■ EXERCISE INPUT ■

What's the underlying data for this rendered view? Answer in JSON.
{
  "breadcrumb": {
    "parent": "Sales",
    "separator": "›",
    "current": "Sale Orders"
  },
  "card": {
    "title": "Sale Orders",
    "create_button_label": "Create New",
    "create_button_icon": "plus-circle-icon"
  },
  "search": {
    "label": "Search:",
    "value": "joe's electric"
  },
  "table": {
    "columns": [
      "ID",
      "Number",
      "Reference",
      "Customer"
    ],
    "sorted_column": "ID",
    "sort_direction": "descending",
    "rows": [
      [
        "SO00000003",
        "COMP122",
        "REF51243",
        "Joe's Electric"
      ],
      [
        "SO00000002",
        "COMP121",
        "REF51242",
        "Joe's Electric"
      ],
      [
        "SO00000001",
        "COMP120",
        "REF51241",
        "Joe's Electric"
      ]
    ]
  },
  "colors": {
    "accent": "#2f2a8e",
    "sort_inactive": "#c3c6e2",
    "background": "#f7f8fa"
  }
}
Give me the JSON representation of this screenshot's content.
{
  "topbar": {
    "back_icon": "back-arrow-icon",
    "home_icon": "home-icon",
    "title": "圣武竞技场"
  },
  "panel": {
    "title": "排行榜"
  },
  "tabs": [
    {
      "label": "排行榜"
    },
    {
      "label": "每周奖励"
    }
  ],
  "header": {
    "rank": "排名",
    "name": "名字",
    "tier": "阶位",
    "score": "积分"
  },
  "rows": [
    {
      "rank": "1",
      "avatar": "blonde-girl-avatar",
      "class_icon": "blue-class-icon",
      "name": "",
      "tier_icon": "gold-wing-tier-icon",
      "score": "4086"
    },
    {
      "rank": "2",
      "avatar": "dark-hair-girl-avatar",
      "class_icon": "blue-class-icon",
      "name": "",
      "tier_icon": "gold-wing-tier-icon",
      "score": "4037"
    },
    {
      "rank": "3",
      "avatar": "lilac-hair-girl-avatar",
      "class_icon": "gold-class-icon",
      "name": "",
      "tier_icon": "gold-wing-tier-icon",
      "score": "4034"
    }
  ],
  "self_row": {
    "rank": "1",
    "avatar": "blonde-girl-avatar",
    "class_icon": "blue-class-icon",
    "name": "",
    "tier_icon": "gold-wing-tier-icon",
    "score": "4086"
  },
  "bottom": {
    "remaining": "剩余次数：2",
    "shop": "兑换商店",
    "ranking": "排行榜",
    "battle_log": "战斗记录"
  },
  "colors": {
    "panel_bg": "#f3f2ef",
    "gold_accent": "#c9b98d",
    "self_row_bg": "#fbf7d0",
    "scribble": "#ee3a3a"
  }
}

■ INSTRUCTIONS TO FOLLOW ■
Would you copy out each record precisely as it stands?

■ TASK OUTPUT ■
What's the underlying data for this rendered view? Answer in JSON.
{
  "breadcrumb": {
    "parent": "Sales",
    "separator": "›",
    "current": "Sale Orders"
  },
  "card": {
    "title": "Sale Orders",
    "create_button_label": "Create New",
    "create_button_icon": "plus-circle-icon"
  },
  "search": {
    "label": "Search:",
    "value": "joe's electric"
  },
  "table": {
    "columns": [
      "ID",
      "Number",
      "Reference",
      "Customer"
    ],
    "sorted_column": "ID",
    "sort_direction": "descending",
    "rows": [
      [
        "SO00000003",
        "COMP122",
        "REF51243",
        "Joe's Electric"
      ],
      [
        "SO00000002",
        "COMP121",
        "REF51242",
        "Joe's Electric"
      ],
      [
        "SO00000001",
        "COMP120",
        "REF51241",
        "Joe's Electric"
      ]
    ]
  },
  "colors": {
    "accent": "#2f2a8e",
    "sort_inactive": "#c3c6e2",
    "background": "#f7f8fa"
  }
}
Give me the JSON representation of this screenshot's content.
{
  "topbar": {
    "back_icon": "back-arrow-icon",
    "home_icon": "home-icon",
    "title": "圣武竞技场"
  },
  "panel": {
    "title": "排行榜"
  },
  "tabs": [
    {
      "label": "排行榜"
    },
    {
      "label": "每周奖励"
    }
  ],
  "header": {
    "rank": "排名",
    "name": "名字",
    "tier": "阶位",
    "score": "积分"
  },
  "rows": [
    {
      "rank": "1",
      "avatar": "blonde-girl-avatar",
      "class_icon": "blue-class-icon",
      "name": "",
      "tier_icon": "gold-wing-tier-icon",
      "score": "4086"
    },
    {
      "rank": "2",
      "avatar": "dark-hair-girl-avatar",
      "class_icon": "blue-class-icon",
      "name": "",
      "tier_icon": "gold-wing-tier-icon",
      "score": "4037"
    },
    {
      "rank": "3",
      "avatar": "lilac-hair-girl-avatar",
      "class_icon": "gold-class-icon",
      "name": "",
      "tier_icon": "gold-wing-tier-icon",
      "score": "4034"
    }
  ],
  "self_row": {
    "rank": "1",
    "avatar": "blonde-girl-avatar",
    "class_icon": "blue-class-icon",
    "name": "",
    "tier_icon": "gold-wing-tier-icon",
    "score": "4086"
  },
  "bottom": {
    "remaining": "剩余次数：2",
    "shop": "兑换商店",
    "ranking": "排行榜",
    "battle_log": "战斗记录"
  },
  "colors": {
    "panel_bg": "#f3f2ef",
    "gold_accent": "#c9b98d",
    "self_row_bg": "#fbf7d0",
    "scribble": "#ee3a3a"
  }
}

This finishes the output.